Ramsey: Republicans pleased most of their voters, most of the time
Texas voters weren’t impressed by the work of the Texas Legislature this year. That might make for some interesting arguments leading up to next year’s elections, but it could also fall flat, since lawmakers drew so few truly competitive districts in the new political maps that will be used in those elections.
The latest University of Texas/Texas Tribune Poll found a mixed set of reactions from Texas voters:
Voters approve of lawmakers’ work on Second Amendment rights by a 46%-32% margin, but when it comes to the legislative response to gun violence, 35% approve and 41% disapprove.
Approving voters were outnumbered by disapproving voters on immigration/border security, responses to COVID-19, abortion, transgender student athletes, public education, redistricting, property taxes and foster care.
More voters than not approved the Legislature’s work on election and voting laws and public safety.
The biggest reaction to a list of issues was in the 60% of voters who disapprove of lawmakers’ handling of reliability of the electric grid, after a nearly statewide loss of electricity during last February’s polar vortex.
You might see all of that as fodder for next year’s elections. For challengers chasing incumbents in the party primaries, that might be the case. But new redistricting maps drawn after the 2020 census are designed to protect incumbent lawmakers in general elections, along with preserving the Republican majority in the Texas Legislature.

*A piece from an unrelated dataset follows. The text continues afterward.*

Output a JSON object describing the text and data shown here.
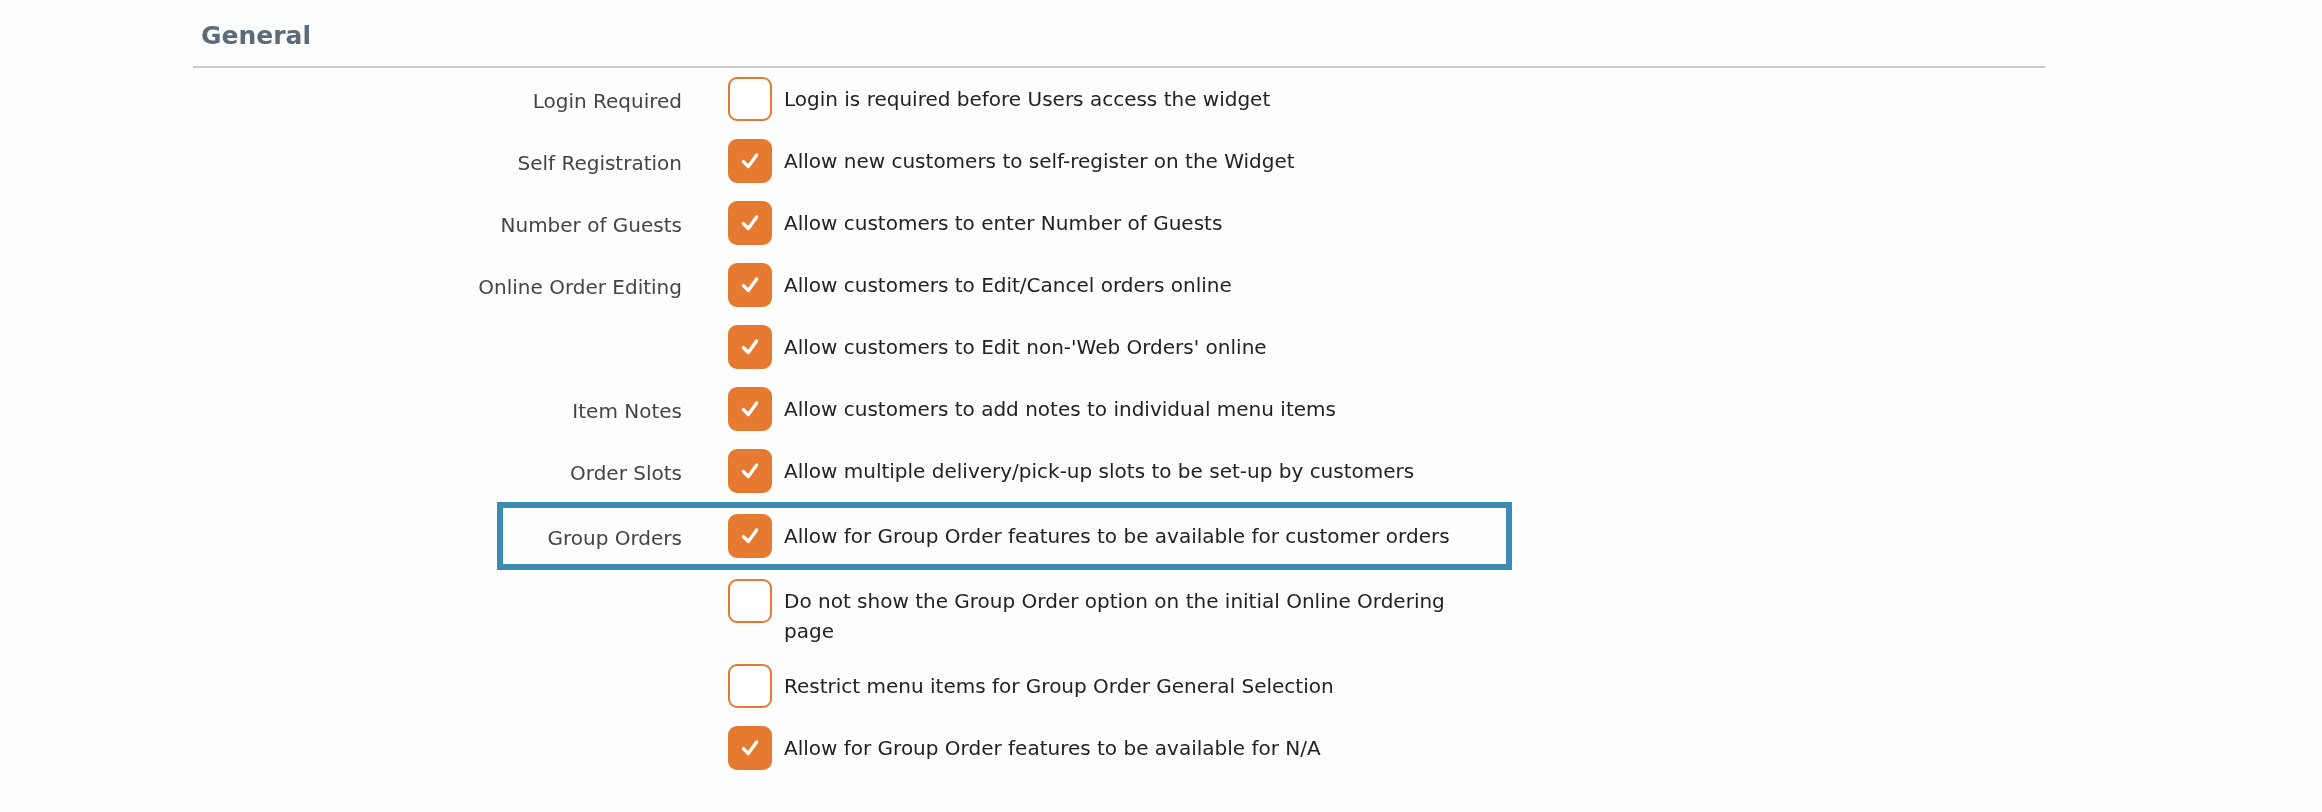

Few legislative districts are competitive. Nearly all of the 181 contests in the November 2022 general election will be decided in favor of the political party — and most often, the incumbent — chosen by the mapmakers this year.
The issues are there. The contests are not.
Elections have consequences. It’s a cliche because it’s true.
One consequence of the 2020 election is that it reaffirmed solid Republican majorities in both the Texas House and Senate, and those legislators drew maps that reduce future threats to their majority. In the process, they also protected themselves from everything but challengers in the party primaries.
That’s cheating, but it’s the nature of redistricting — no matter who’s in charge. The people in charge take care of the people in charge. Their maps are being challenged in courts — the first lawsuits were filed before lawmakers were even finished. But unless the courts decide the maps need significant revisions, the new maps will be used in next year’s elections.
Voters will get their best shot at the issues in just a few months. The party primary elections are set for March 1. Candidates can officially file for office as early as Saturday, and the filing period will last a month.
The first threats to incumbents — and for most of them, the only real threats — will come from within their own parties and within the next four months.
For the state’s attorney general, the issues are personal. At least three Republican elected officials — a former Texas Supreme Court justice, a land commissioner and a state representative — say they will challenge Ken Paxton. He was indicted more than six years ago on securities fraud and still hasn’t gone to court during years of procedural legal folderol. What’s more, he’s the subject of an investigation sparked by top aides who claim he used his state office to benefit a political donor.
For others, starting with the governor and the lieutenant governor, the work of the Legislature during 2021 will be the content of the 2022 election. Their primary voters like some of that work. In that most recent UT/TT Poll, strong majorities of Republican voters generally approve of the lawmakers’ work on the Second Amendment (80%); elections and voting (75%); immigration and border security (73%); public safety (69%); and abortion (67%).
Among all voters, none of those issues won the approval of more than 46%. On two issues — immigration/border security and abortion — disapproval outpaced approval.
The state’s incumbent lawmakers didn’t get winning scores on other issues, like their COVID-19 responses and their work on public education, property taxes and the foster care system.
But the sharpest differences in voters’ responses fall along party lines. They reveal the careful path taken by the Republican majority during a marathon year of legislating. They stuck with their own party’s voters even when it meant going against most of the state’s general election voters.
And since the political maps put most of the competition in next year’s elections in the primaries and not in the general election, those partisans are the voters who’ll grade their work.
Ross Ramsey is co-founder and executive editor of the Texas Tribune, where this column originally appeared.